This wonderful five line anthem is an early composition – I'm not able to give a precise date but it certainly predates the the Gosling partbooks which places its composition date in the late 1670s – it was composed in other words when Purcell was still a teenager. The anthem's opening line shows the inflluence of Purcell's teachers but his use of harmony is already distinctively his own. At the second line 'Hear my prayer, O God …' Purcell moves to a solo trio and if you listen closely you can hear a brief snatch of his great eight-part setting of the same text (I wrote about 'Hear my prayer, O Lord', (Z15) here: Henry Purcell (1659-1695): Hear my prayer, O Lord | Saturday Chorale and here: Sunday Playlist: Henry Purcell – Hear my prayer – Dresdner Kreuzchor | Saturday Chorale give yourself a treat and listen to both performances). At 'for strangers are risen up' Purcell depicts the rise of the hostile strangers and tyrants by making them ascend upwards through the three voices but couners this rise of tyrants and enemies with a choral affirmation in the next line that God is his helper. The fourth line 'An offering of a free heart …' is taken by the three upper solo voices and is charming, it's also wonderfully well sung by trebles Mark Kennedy and James Goodman with countertenor James Bowman in tihs recording. The anthem ends with the chorus confidently proclaiming that God has delivered the psalmist 'out of all my trouble' and that he has seen 'his desire upon mine enemies'. This last line always makes me smile because every time I hear it I'm reminded of the how the teenage Purcell who was justly proud of having written a five-part choral rendition with a very clevely worked out five-part piece of counterpoint marked it in his manuscript as '5 in one'.

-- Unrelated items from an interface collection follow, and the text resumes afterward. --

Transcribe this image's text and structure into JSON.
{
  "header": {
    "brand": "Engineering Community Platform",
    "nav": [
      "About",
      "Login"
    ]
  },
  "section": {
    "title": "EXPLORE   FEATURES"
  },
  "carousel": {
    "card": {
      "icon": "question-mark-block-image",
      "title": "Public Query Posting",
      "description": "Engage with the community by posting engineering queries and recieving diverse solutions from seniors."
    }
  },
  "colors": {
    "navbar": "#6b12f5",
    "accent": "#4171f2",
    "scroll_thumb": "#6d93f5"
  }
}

You'll find it together with its '5 in one' closing chorus below. Enjoy :-)